Head and brain injuries have the greatest risk of causing irreversible, serious disabilities that can have profound effects on a person’s ability to think, move, communicate and ultimately to enjoy their life to the fullest. While cranial cuts, cranial bruising and mild concussions are among the more minor types of head and brain injuries, in the worst cases, a person can suffer from severe traumatic brain injury that could result in him being in a permanent vegetative state. When the negligence or recklessness of another person or party causes or contributes to worsening a head or brain injury, the victim will likely be entitled to compensation for his previous medical bills, ongoing treatment costs (even in the event that lifelong treatment is necessary), lost wages, mental anguish and any permanent disabilities.

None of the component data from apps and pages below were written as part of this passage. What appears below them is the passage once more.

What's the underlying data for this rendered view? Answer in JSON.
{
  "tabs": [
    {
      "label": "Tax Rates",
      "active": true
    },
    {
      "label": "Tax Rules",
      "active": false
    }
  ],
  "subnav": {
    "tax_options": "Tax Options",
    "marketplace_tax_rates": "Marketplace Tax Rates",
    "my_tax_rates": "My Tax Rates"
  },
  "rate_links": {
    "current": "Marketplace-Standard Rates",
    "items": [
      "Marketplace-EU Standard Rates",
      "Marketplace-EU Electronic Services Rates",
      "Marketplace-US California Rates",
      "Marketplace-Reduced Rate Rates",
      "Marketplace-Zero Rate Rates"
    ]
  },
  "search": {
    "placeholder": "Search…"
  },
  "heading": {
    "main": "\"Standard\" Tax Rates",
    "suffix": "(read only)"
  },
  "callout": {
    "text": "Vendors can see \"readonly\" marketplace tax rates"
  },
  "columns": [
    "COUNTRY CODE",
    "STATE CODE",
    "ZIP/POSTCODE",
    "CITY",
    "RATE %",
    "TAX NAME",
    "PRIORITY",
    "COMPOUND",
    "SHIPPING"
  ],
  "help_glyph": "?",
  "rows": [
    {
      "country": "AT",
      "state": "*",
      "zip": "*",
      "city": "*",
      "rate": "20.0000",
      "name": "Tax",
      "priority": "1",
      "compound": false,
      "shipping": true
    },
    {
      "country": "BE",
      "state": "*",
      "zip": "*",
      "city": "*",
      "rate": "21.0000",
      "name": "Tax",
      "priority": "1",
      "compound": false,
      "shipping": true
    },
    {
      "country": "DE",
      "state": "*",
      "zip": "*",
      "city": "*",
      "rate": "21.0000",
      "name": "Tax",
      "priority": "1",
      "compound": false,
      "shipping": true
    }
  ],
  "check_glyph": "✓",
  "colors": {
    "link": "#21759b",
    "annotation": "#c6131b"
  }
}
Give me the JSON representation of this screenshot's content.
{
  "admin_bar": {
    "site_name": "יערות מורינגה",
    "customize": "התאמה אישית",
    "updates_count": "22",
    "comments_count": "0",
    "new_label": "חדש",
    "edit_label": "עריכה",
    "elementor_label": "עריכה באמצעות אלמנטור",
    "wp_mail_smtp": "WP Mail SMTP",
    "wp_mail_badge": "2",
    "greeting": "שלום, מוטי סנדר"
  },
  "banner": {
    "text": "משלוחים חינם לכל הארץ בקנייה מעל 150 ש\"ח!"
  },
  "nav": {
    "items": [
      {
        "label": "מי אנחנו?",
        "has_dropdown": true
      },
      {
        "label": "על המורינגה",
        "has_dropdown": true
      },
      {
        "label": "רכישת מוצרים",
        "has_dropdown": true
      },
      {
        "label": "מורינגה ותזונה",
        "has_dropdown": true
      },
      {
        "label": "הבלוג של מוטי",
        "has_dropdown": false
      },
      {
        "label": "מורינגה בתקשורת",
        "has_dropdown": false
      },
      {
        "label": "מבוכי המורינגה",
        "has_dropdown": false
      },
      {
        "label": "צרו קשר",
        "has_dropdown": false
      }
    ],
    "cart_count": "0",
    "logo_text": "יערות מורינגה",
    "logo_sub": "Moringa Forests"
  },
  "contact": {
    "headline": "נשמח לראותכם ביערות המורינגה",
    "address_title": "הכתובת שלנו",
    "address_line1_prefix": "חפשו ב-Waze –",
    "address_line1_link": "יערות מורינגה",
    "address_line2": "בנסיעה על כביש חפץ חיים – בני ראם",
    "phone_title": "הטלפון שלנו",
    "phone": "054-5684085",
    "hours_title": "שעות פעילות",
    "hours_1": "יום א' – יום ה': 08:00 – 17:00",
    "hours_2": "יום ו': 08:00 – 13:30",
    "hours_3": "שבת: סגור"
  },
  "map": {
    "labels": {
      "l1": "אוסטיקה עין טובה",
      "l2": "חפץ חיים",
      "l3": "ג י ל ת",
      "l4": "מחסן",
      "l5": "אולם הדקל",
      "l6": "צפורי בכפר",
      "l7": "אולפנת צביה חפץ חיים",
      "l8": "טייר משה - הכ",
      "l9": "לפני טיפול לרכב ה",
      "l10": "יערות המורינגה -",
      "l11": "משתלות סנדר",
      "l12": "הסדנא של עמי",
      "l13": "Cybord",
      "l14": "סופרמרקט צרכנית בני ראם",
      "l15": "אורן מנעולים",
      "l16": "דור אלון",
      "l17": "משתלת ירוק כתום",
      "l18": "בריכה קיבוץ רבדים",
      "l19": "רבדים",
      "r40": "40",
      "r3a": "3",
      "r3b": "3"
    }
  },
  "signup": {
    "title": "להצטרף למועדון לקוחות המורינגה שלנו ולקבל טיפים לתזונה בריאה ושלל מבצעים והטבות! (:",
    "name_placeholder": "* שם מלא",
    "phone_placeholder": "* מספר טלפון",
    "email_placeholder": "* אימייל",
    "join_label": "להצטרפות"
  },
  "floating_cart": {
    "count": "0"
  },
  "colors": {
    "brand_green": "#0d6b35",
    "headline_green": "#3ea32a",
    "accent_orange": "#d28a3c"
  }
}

Causes of Head and Brain Injuries
Common causes of head and brain injuries, according to head and brain injury statistics compiled by the Center for Disease Control and Prevention (CDC), include:
- Falls, which is the leading cause of brain injuries, as falls account for more than 35 percent of all brain injuries that occur each year in the U.S.
- Motor vehicle accidents, which are the second most common cause of head and brain injuries, as traffic accidents account for more than 17 percent of all brain injuries that occur in the U.S. each year
- Being struck by an object (whether or not that object has fallen on someone’s head or is stationary), which accounts for approximately 16.5 percent of all head and brain injuries that occur each year in the U.S.
- Violent assaults, which account for about 10 percent of all head and brain injuries that occur each year in the U.S.
Symptoms of Head and Brain Injuries
The symptoms of head and brain injuries can appear immediately or, in some cases, can take days or weeks to become evident. While the precise nature of head and brain injury symptoms a person displays will depend on the area of the brain damaged, as well as the extent of the damage sustained, some of the most common symptoms of head and brain injuries include:
- Difficulty remembering things or concentrating
- Dizziness, difficulty balancing and/or loss of coordination
- Disorientation and confusion
- Headaches, which can be recurring and intense
- Loss of consciousness
- Mood swings, including unusual irritability, anxiety and depression
- Nausea and/or vomiting
- Persisting fatigue
- Pupil dilation
- Sleeping problems, particularly problems waking from sleep or insomnia
- Slurred speech and other speaking problems
At the law firm of Hassakis & Hassakis, P.C., our experienced Mount Vernon personal injury lawyers have been providing client-centered representation to our Southern Illinois clients since 1950. Our trusted attorneys focus on our clients’ needs, and we do everything we can to help them get the maximum possible compensation for their injuries so they can focus on recovery and moving on with their life. If you or a loved one has sustained a head or brain injury that could be attributed to another party’s negligence or recklessness, contact us by calling (800)-553-3125 for a free, thorough assessment of your case, along with professional advice regarding the best manner in which to move forward.